It is hard to believe, therefore, that renewables will be sufficient to close the gap will be left when nuclear electricity disappears from the market. A more realistic popular option has been the construction of combined cycle fossil power plants using coal and natural gas as fuels. But with the dramatic rise of the gas prices, that option is no longer very attractive, and people from all political camps become more accustomed to supporting renewable sources of energy as the core of the answer to challenge. As a matter of fact, the conservative CDU has recently begun to say that they would like to extend the renewable sources of energy.
I am reading with interest that in the USA a new discussion is on about a revival for nuclear energy, with an aggressive build-up of new nuclear reactors.
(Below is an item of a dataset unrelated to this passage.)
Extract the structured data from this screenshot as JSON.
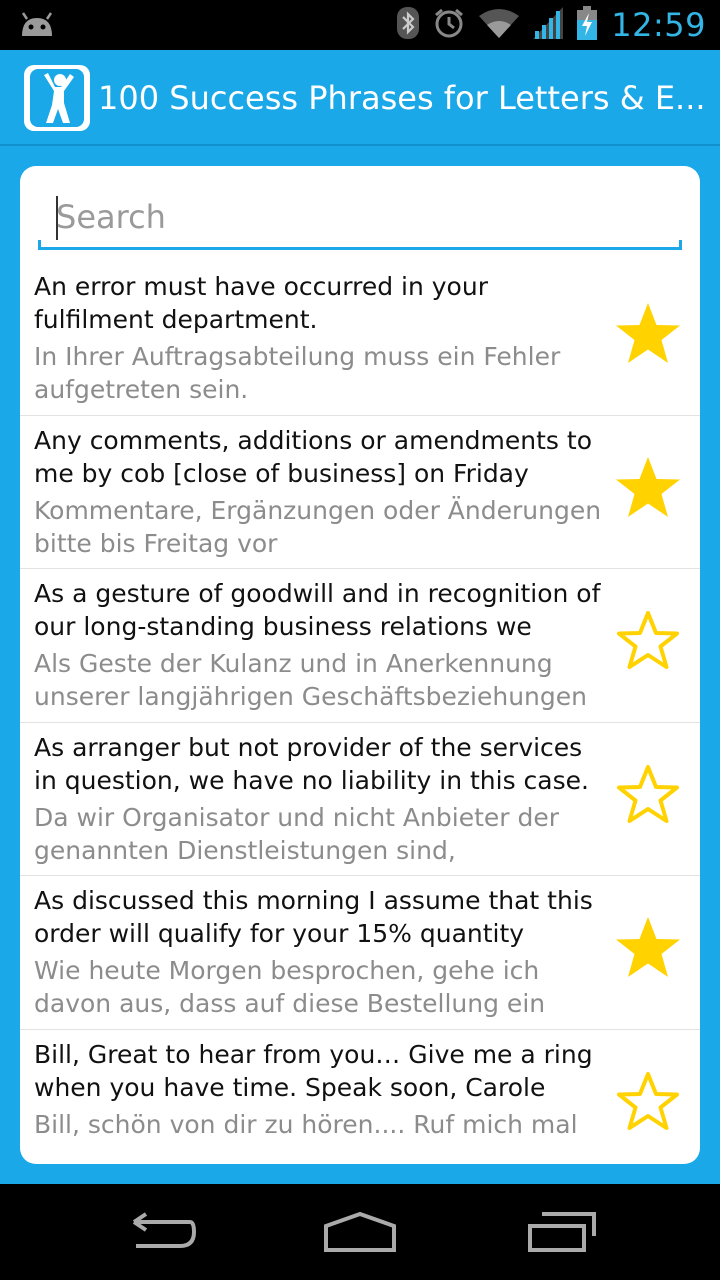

Although some groups in Germany may hope for a similar debate in this country, I see it as a marginal minority position. What finds far more support, is the more conventional idea of extending the permitted life time for nuclear reactors. Many people from industry are demanding exactly that. But the motive tends to be only that an extended life time would simply take some steam out of the energy debate.
If the nuclear phase-out appears as an irreversible decision, if renewable sources of energy are simply too expensive to be a serious candidate for replacing all of today’s nuclear plants, what could then be the solution? Leaving out coal, the major cause for the greenhouse effect, I am inclined to think of a systematic worldwide strategy of opening an entirely different option, which tends to be left out and forgotten by mainstream energy planners. It is a systematic approach to increase energy efficiency.
What is that? Essentially energy efficiency or rather energy productivity mean to extract more well-being from one kilowatt-hour or from one barrel of oil. Surprisingly, the physics of energy do invite for speculations of a dramatic improvement of energy productivity. One kilowatt-hour, after all, is enough, to lift a ten kilograms bucket of water three times from the sea level to the top of Mount Everest. What we do with one kilowatt hour, is extremely poor by comparison, chiefly because energy is so fabulously cheap.
With my friend Amory Lovins, I dared to put it on paper what kind of technological improvements are available. In our book “Factor Four” we feature twenty examples of how to quadruple energy productivity, and some of them actually go much beyond a factor of four.
The main challenge politically will be to make it profitable to go in the direction of aggressively increasing energy productivity. You would not be prepared to carry a ten litres bucket three times up to Mount Everest for anything like the price we pay for one kilowatt hour.
Emissions trading, a revenue neutral ecological tax reform, and de- subsidizing energy consuming industrial and transportation activities can lead us a long way of making energy productivity more profitable.
Bundesregierung. Vereinbarung zwischen der Bundesregierung und den Energieversorgungsunternehmen vom 14. Juni 2000. Berlin.
Jungk, Robert. 1977. Der Atomstaat. Munich. Kindler
Von Weizsäcker, Ernst Ulrich, Amory Lovins and Hunter Lovins. 1997. Factor Four. Doubling Wealth, Halving Resource Use. London: Earthscan.